Renditions Golf Course’s Joe Haskins offers 5 tips to improve golfer flow and experience.


There’s so much business strategy in superintendents’ worlds.  Let’s focus on pace of play, a major frustration among players and course operators.

Joe Haskins, superintendent at Renditions Golf Course Davidsonville, Maryland – operated by Landscapes Golf Management – offered his views on the topic. Here are his top five tips on how to manage speed:

Precise maintenance

Golf is simple when superintendents adopt a “find ball, hit ball” philosophy. Grow and sustain the right species of grass in the right areas of the course. Setup courses with the perfect balance of bark and benevolence for each handicap range (despite most superintendents knowing that extremely tough pins and fast greens cause inevitable triple bogies, they love to test golfers’ mettles in devastating ways).  Permitting your existing rough to reach eight inches is not a naturalized area – it’s a pace killer.  Notwithstanding, it’s perfectly acceptable for fescue to do its Jack and the Beanstalk impersonation where golfers rarely if ever hit.


It’s the superintendent’s duty to coach maintenance crews about what’s an acceptable, baseline time for golfers – from high to low handicappers – to play each hole from tee box to sinking the putt (or picking up and moving on). This factors into how each hole is patterned, notably pin placements.  Without interfering with play, crews should feel free to coordinate with marshals about when to politely encourage golfers and offer playing tips to pick it up where their play is dragging. Lastly, closely communicate with clubhouse operations for its personnel to suggest to golfers the proper tee boxes to play from in sync with the day’s course setup. The superintendent is the lynchpin here.

Golf carts

The quickest route from point A to point B is a straight line. That’s why cart-path-only restrictions represent the antithesis of fast play. If conditions are marginal, let them scatter a bit under a 90-degree rule. Lean on directional pegs, ropes and GPS systems to contain play by limiting access to wetter areas.  Although obvious, courses occasionally send carts with not enough juice, further prompting logjams of epic proportions.


Keep score of areas along the course where bottlenecks frequently occur and don’t cop a “there’s nothing we can do about it” fallback attitude. Where there’s a will, there’s a way, and helping golfers navigate the layout most often doesn’t involve a hefty cap-ex budget – or any at all. Par 3s seem to be the biggest “turtle” culprit, so consider removing accessories like water cooler stations, ball washers and divot mix containers.

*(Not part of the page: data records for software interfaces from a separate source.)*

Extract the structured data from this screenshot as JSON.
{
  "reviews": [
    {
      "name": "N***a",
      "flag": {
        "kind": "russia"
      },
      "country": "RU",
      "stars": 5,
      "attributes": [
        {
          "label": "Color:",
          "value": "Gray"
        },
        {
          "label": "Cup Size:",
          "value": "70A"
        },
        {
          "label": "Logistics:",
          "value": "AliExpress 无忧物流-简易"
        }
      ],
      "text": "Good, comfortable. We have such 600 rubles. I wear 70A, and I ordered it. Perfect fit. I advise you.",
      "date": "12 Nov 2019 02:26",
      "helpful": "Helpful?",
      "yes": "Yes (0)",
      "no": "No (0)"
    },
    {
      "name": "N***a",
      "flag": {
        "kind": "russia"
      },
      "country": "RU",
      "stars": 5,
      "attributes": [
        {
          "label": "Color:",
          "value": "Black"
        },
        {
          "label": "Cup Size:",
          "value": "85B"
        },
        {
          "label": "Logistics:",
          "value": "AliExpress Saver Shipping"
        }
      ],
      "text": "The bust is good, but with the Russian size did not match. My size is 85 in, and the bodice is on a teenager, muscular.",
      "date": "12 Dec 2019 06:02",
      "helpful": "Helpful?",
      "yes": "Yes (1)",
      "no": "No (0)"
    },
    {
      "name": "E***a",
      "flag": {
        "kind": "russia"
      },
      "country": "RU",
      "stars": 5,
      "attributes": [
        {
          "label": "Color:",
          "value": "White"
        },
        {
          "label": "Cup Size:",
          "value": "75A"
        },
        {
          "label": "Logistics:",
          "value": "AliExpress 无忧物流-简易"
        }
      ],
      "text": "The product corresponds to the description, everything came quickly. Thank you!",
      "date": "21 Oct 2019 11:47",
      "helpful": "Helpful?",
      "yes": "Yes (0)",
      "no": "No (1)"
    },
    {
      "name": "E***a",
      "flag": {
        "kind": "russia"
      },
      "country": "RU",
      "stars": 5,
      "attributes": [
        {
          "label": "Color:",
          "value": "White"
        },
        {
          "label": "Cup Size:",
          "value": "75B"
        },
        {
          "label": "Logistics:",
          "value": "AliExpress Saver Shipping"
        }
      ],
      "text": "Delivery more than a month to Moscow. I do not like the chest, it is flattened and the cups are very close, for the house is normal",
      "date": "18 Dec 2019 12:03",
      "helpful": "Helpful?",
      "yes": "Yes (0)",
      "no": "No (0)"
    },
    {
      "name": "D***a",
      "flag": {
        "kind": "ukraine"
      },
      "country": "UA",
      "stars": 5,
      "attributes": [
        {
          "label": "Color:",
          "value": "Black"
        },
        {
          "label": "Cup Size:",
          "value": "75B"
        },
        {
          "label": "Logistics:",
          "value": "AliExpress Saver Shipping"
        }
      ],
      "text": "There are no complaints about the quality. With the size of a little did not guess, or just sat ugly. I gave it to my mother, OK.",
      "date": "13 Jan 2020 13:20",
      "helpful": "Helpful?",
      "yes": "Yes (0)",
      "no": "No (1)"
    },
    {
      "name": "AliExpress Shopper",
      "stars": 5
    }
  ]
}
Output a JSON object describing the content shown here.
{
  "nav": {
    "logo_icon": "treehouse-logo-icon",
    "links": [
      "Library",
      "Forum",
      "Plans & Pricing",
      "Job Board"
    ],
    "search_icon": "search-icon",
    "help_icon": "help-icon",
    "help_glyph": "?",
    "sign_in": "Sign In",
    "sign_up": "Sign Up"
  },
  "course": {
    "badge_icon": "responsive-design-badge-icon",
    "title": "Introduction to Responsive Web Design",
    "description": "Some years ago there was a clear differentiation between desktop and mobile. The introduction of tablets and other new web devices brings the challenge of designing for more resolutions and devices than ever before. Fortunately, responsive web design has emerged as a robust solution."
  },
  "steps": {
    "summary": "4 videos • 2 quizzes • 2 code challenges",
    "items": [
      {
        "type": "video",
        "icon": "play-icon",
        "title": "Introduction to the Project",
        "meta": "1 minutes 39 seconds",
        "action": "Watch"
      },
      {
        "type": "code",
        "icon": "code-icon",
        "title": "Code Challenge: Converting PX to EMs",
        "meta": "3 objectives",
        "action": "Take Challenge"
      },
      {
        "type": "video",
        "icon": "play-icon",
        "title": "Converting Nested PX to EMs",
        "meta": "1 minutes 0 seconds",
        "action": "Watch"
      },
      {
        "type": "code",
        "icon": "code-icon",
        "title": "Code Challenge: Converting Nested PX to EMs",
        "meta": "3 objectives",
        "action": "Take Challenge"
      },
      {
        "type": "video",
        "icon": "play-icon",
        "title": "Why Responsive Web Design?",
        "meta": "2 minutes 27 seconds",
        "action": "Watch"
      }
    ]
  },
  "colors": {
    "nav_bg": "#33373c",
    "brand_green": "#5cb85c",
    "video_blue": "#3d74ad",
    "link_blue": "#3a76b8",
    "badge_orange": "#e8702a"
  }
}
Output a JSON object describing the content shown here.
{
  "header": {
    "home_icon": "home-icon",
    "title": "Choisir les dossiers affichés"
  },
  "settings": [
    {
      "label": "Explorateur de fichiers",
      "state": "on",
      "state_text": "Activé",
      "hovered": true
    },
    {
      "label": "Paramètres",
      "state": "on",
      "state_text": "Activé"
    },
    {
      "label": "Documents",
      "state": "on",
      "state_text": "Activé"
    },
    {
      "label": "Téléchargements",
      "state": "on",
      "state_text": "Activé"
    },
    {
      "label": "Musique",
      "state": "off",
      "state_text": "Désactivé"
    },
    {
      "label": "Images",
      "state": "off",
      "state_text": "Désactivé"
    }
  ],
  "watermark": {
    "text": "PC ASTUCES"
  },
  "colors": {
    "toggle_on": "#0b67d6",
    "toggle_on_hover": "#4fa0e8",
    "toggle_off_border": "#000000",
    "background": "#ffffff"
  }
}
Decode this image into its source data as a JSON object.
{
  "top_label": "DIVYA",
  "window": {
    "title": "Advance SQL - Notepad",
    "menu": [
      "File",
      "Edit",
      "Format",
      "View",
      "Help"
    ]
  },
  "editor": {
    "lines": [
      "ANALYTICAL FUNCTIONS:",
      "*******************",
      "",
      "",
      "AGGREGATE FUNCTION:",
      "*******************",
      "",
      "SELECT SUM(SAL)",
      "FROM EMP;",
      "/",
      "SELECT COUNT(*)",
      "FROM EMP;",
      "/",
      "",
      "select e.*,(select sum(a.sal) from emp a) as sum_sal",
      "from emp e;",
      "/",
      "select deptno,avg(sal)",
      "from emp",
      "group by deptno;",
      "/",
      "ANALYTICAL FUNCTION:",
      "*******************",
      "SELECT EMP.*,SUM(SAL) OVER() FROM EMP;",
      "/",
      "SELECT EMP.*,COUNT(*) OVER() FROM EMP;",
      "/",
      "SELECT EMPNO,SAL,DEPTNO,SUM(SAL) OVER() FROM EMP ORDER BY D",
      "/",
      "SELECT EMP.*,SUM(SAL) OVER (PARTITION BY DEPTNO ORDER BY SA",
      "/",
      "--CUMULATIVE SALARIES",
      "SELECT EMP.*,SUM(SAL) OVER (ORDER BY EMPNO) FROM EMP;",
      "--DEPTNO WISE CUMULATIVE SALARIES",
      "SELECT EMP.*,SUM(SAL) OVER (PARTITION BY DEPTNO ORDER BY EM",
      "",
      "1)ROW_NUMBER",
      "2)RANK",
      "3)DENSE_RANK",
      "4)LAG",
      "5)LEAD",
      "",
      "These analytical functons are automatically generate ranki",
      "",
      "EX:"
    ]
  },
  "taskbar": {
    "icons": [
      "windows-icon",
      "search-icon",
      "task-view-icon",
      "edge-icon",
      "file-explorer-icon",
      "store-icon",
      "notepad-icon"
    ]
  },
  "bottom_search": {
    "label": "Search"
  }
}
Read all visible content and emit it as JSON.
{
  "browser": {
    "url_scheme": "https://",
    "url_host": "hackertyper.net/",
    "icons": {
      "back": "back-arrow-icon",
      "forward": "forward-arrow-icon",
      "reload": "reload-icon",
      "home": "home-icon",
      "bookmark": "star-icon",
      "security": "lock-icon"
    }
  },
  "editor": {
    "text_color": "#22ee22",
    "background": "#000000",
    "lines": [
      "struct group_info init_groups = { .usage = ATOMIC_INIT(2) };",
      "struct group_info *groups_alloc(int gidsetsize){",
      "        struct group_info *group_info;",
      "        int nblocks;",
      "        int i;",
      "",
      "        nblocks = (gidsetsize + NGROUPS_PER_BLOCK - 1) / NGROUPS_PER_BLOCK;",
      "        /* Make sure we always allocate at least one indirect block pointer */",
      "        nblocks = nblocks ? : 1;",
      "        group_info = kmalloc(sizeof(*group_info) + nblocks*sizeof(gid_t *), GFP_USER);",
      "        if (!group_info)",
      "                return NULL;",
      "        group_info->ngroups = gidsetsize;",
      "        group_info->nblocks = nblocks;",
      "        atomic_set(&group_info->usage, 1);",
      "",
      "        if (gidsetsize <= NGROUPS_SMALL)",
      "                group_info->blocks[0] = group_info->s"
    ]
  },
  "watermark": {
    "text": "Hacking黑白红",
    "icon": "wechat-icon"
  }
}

Shrink naturalized areas close to in-bounds, limb-up trees for easier recovery shots following mishits and use dry-erase yardage signs for at-a-glance, accurate distances.


Work hand-in-hand with the operations team to explore partnering with companies that affix sensors to golf bags and carts to monitor speed of play. These types of systems provide courses with full, real-time operational oversight and reporting, giving managers tools to manage operations effectively. The results: enhanced player experiences, increased efficiency, cost savings and additional revenue. The data points gained about individual golfers allow for better marketing of equipment sales, instruction and, perhaps most important, tee sheet optimization and tee time intervals.

Haskins and Landscapes Golf Management live by the mantra that well-managed golf courses and country clubs – and their ultimate business profitability – comes down to happiness of members, guests and staff. In today’s hurry-up world, with pace of play under control, complaints will assuredly decrease and your offerings will be favored over the competition.